The project was started by Steve Coast in 2004 in response to his frustration with the Ordnance Survey’s restrictive licensing conditions.
Steve presented on some of his early ‘mapping parties’ – where a small handful of friends would walk or cycle around with GPS devices and then rendezvous in the pub for a drink – at some of the Open Knowledge Foundation’s first events in London.
In the past 8 years it has grown from a project run by a handful of hobbyists on a shoestring to one of the world’s biggest open data projects, with hundreds of thousands of registered users and increasingly comprehensive coverage all over the world.
In short, Open Street Map is the Wikipedia of the open data world – and countless projects strive to replicate its success.
Michael Collinson, who is on the License Working Group at the OpenStreetMap Foundation, reports:
It is my great pleasure to pass on to you that as of 07:00 UTC this morning, 12th September 2012, OpenStreetMap began publishing its geodata under Open Data Common’s ODbL 1.0. That is several terabytes of data created by a contributor community of over a three-quarters of a million and growing every day.
The Open Street Map blog reports that OSM community members will be celebrating with a picnic:
At long last we are at the end of the license change process. After four years of consultation, debate, revision, improvement, revision, debate, improvement, implementation, coding and mapping, mapping, mapping, it comes down to this final step. And this final step is an easy one, because we have all pitched in to do the hard work in advance. The last step is so easy, it will be a picnic.
If you use data from Open Street Map, you can read about how the switch will affect you here.

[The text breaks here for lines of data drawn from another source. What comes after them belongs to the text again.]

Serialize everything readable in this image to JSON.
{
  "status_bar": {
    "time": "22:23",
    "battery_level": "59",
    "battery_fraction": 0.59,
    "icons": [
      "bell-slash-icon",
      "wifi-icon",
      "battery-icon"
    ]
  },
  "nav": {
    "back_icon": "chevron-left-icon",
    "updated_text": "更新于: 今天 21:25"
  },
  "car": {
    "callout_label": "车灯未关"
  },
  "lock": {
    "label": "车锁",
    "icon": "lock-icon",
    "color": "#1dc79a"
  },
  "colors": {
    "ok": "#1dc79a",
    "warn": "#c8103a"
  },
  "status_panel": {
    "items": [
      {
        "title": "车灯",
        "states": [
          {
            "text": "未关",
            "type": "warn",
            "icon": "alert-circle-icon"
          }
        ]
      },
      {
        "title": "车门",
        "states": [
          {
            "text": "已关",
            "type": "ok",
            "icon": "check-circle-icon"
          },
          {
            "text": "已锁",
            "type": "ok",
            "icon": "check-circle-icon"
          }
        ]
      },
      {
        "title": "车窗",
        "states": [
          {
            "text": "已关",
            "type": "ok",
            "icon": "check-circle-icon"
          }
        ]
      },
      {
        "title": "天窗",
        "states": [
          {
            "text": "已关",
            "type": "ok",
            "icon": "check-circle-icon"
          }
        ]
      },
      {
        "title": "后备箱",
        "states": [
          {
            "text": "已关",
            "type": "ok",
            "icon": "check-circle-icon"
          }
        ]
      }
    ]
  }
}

A big well done to all involved for coming to the end of such a lengthy process – and we hope you enjoyed the sandwiches!
Dr. Jonathan Gray is Lecturer in Critical Infrastructure Studies at the Department of Digital Humanities, King’s College London, where he is currently writing a book on data worlds. He is also Cofounder of the Public Data Lab; and Research Associate at the Digital Methods Initiative (University of Amsterdam) and the médialab (Sciences Po, Paris). More about his work can be found at jonathangray.org and he tweets at @jwyg.